===== Exercise materials =====
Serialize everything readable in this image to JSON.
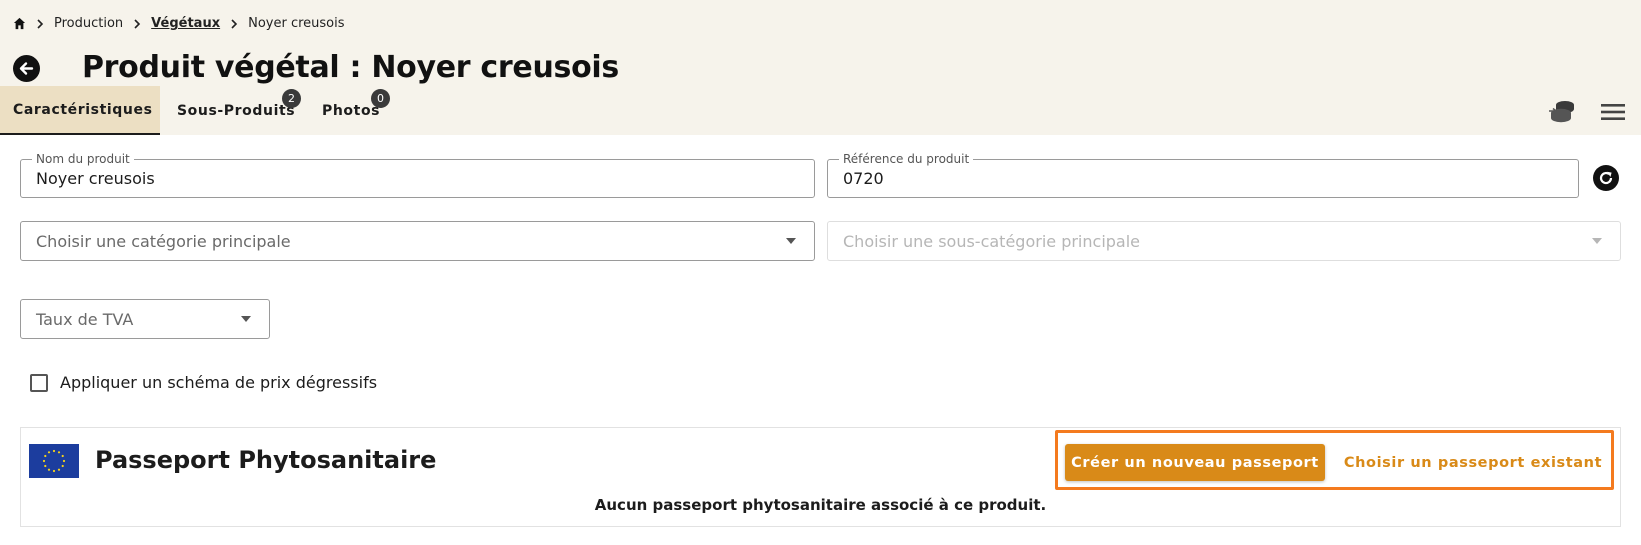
{
  "breadcrumb": {
    "items": [
      "Production",
      "Végétaux",
      "Noyer creusois"
    ]
  },
  "header": {
    "title": "Produit végétal : Noyer creusois"
  },
  "tabs": [
    {
      "label": "Caractéristiques",
      "active": true
    },
    {
      "label": "Sous-Produits",
      "badge": "2"
    },
    {
      "label": "Photos",
      "badge": "0"
    }
  ],
  "toolbar": {
    "icons": [
      "coins-icon",
      "menu-icon"
    ]
  },
  "form": {
    "product_name": {
      "label": "Nom du produit",
      "value": "Noyer creusois"
    },
    "product_ref": {
      "label": "Référence du produit",
      "value": "0720"
    },
    "main_category": {
      "placeholder": "Choisir une catégorie principale"
    },
    "sub_category": {
      "placeholder": "Choisir une sous-catégorie principale"
    },
    "vat": {
      "placeholder": "Taux de TVA"
    },
    "degressive_pricing": {
      "label": "Appliquer un schéma de prix dégressifs",
      "checked": false
    }
  },
  "passport": {
    "title": "Passeport Phytosanitaire",
    "create_label": "Créer un nouveau passeport",
    "choose_label": "Choisir un passeport existant",
    "empty_message": "Aucun passeport phytosanitaire associé à ce produit."
  },
  "colors": {
    "header_bg": "#f6f3eb",
    "active_tab_bg": "#ecdfc3",
    "accent": "#d98a18",
    "highlight": "#f47a1e",
    "eu_blue": "#1c3d9e"
  }
}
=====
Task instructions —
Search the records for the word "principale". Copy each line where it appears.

Answer section —
      "placeholder": "Choisir une catégorie principale"
      "placeholder": "Choisir une sous-catégorie principale"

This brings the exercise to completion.